He let that go with a warning look. “I’m gonna remember how capable you were. No panic, no bullshit. No hesitating over what to do. You got the job done, better than anyone else could’ve. I’m gonna remember you taking charge, getting every man through it. Hell, you were the youngest there by about a dozen years, Tim. You’ve only been a marshal, what, two years?”
“Twenty-two months.” Shit, Art just felt really old sometimes. “And I’ve known you for eighteen of ’em. And Tim?” he leveled another stare. “I trust you. There are marshals in this office I wouldn’t trust with washing my windows. But I trust you.” He sighed, stretched back in his chair. “You probably saved my life and those other guys in the convoy. Partly because you used to be a good soldier. And partly because now you’re a good marshal.” He pointed his glass at him for emphasis. “And there’s nothing wrong with being a little of both.”
They were quiet again, neither of them reaching for another drink. “‘Under peaceful conditions the militant man attacks himself,’” Tim spoke with his normal drawl again, not the tense voice he’d slid into.
Art relaxed a little at that. “Johnny Cash?”
“Nietzsche,” Tim smiled a little, actually smiled.
Art relaxed even more. “Eh, I was close.” He set his glass aside, pondered the point of that quote, took Tim’s glass away too. “Do you trust me, Tim?”
Tim looked confused by the question, or at least where it was coming from. “Yeah,” he answered after a beat, not a trace of uncertainty in his answer.
Art nodded. “I won’t let you become Colton Rhodes.” He waited, watched, let that sink in. A vow. Then before Tim could argue or sass or whatever, “I’ll shoot you before I let that happen.”
Tim narrowed his eyes even as a smirk played across his face. “You quick enough on the draw for that, Boss?”
Art hid his relief. As long as Tim was calling him that, he was still here. There had been that slight worry for awhile- he and Rachel had discussed it once or twice- that it would take one bad case for Tim to leave the marshals and re-enlist. Seeing Tim so in his element with the convoy disaster yesterday hadn’t really helped that, truth be told. “I’ll get Rachel to do it,” he finally threw back.

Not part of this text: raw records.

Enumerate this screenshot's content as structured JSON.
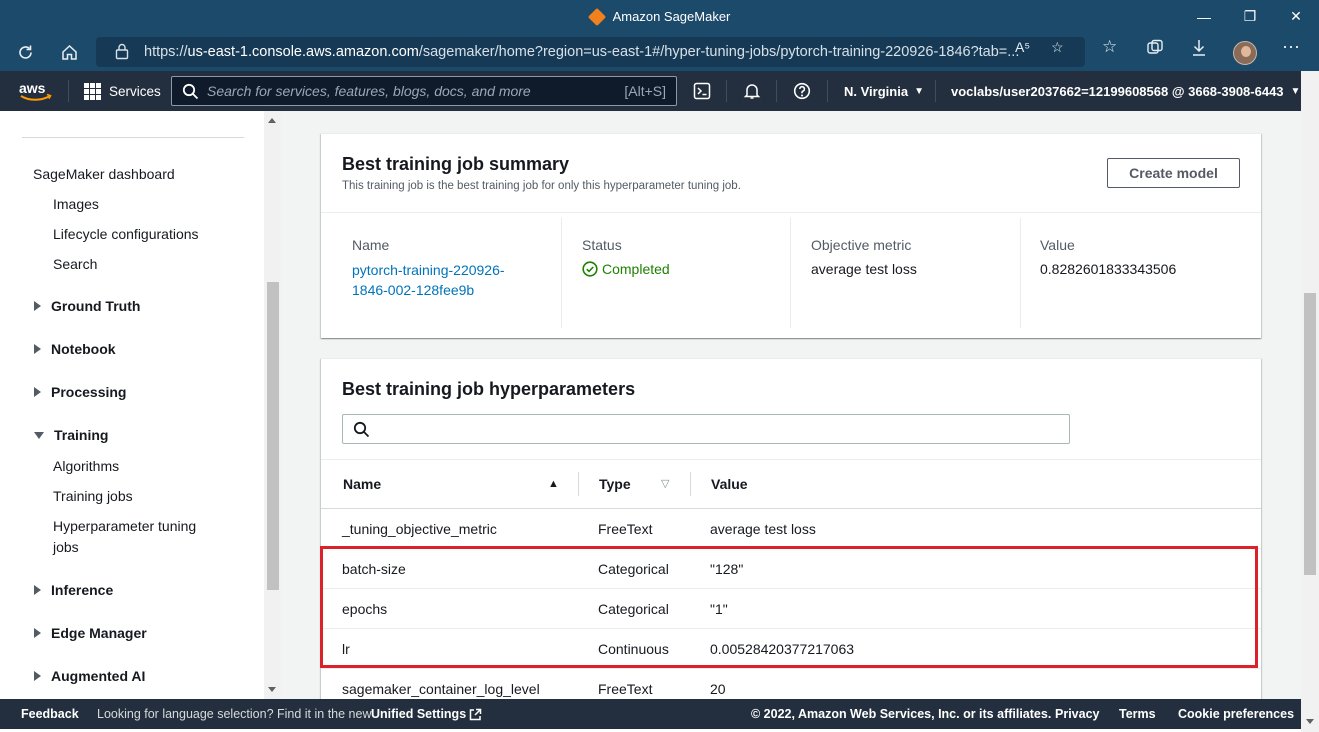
{
  "browser": {
    "title": "Amazon SageMaker",
    "url_prefix": "https://",
    "url_host": "us-east-1.console.aws.amazon.com",
    "url_path": "/sagemaker/home?region=us-east-1#/hyper-tuning-jobs/pytorch-training-220926-1846?tab=..."
  },
  "aws_nav": {
    "services_label": "Services",
    "search_placeholder": "Search for services, features, blogs, docs, and more",
    "search_shortcut": "[Alt+S]",
    "region": "N. Virginia",
    "account": "voclabs/user2037662=12199608568 @ 3668-3908-6443"
  },
  "sidebar": {
    "dashboard": "SageMaker dashboard",
    "dashboard_items": [
      "Images",
      "Lifecycle configurations",
      "Search"
    ],
    "sections": {
      "ground_truth": "Ground Truth",
      "notebook": "Notebook",
      "processing": "Processing",
      "training": "Training",
      "inference": "Inference",
      "edge_manager": "Edge Manager",
      "augmented_ai": "Augmented AI"
    },
    "training_items": {
      "algorithms": "Algorithms",
      "training_jobs": "Training jobs",
      "hpt_line1": "Hyperparameter tuning",
      "hpt_line2": "jobs"
    }
  },
  "summary": {
    "title": "Best training job summary",
    "description": "This training job is the best training job for only this hyperparameter tuning job.",
    "create_model_label": "Create model",
    "name_label": "Name",
    "name_line1": "pytorch-training-220926-",
    "name_line2": "1846-002-128fee9b",
    "status_label": "Status",
    "status_value": "Completed",
    "objective_label": "Objective metric",
    "objective_value": "average test loss",
    "value_label": "Value",
    "value_value": "0.8282601833343506"
  },
  "hyperparameters": {
    "title": "Best training job hyperparameters",
    "columns": {
      "name": "Name",
      "type": "Type",
      "value": "Value"
    },
    "rows": [
      {
        "name": "_tuning_objective_metric",
        "type": "FreeText",
        "value": "average test loss"
      },
      {
        "name": "batch-size",
        "type": "Categorical",
        "value": "\"128\""
      },
      {
        "name": "epochs",
        "type": "Categorical",
        "value": "\"1\""
      },
      {
        "name": "lr",
        "type": "Continuous",
        "value": "0.00528420377217063"
      },
      {
        "name": "sagemaker_container_log_level",
        "type": "FreeText",
        "value": "20"
      }
    ]
  },
  "footer": {
    "feedback": "Feedback",
    "language_text": "Looking for language selection? Find it in the new",
    "unified_settings": "Unified Settings",
    "copyright": "© 2022, Amazon Web Services, Inc. or its affiliates.",
    "privacy": "Privacy",
    "terms": "Terms",
    "cookie": "Cookie preferences"
  },
  "colors": {
    "browser_chrome": "#1c4a6b",
    "aws_nav": "#232f3e",
    "link": "#0073bb",
    "success": "#1d8102",
    "highlight_box": "#d9222a"
  }
}
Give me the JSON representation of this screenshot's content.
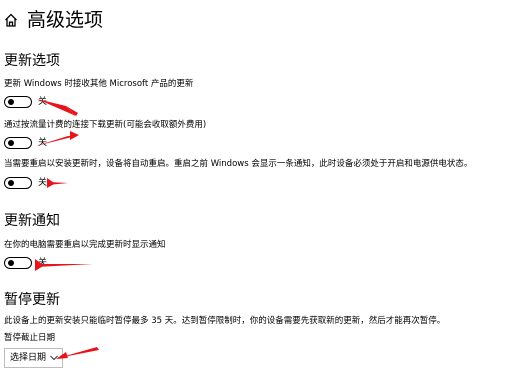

“Rachel likes me,” Tim argued.
“I’ll get Raylan to do it,” he corrected himself.
A beat of silence, and Tim tilted his head. “Touché.” He stayed where he was on the couch, watching as Art stood and put on his jacket. “That it for the heart-to-heart?”
“For now,” Art answered truthfully. “There’ll be a short inquiry in the morning on the shooting, but I’m sure they’ll call it in your favor. As for the rest, we’ll take it a day at a time.” He gestured for Tim to get up and get out. “Now, speaking of Rachel’s wrath, let’s go.”
"Go?” Tim was confused again, but obeyed.
“She’s been waiting for us across the street for a good half hour or so. I don’t know about you, but I’m starving,” Art smirked unrepentantly at the way Tim started glaring again. “Chop chop, kid.”
“You two planned this?” he accused even as he gathered his jacket and followed Art.
Art grinned, daring to grab Tim by the shoulder now and shove him towards the elevator. “Caring about you? Shit, Tim, we definitely didn’t plan on that.”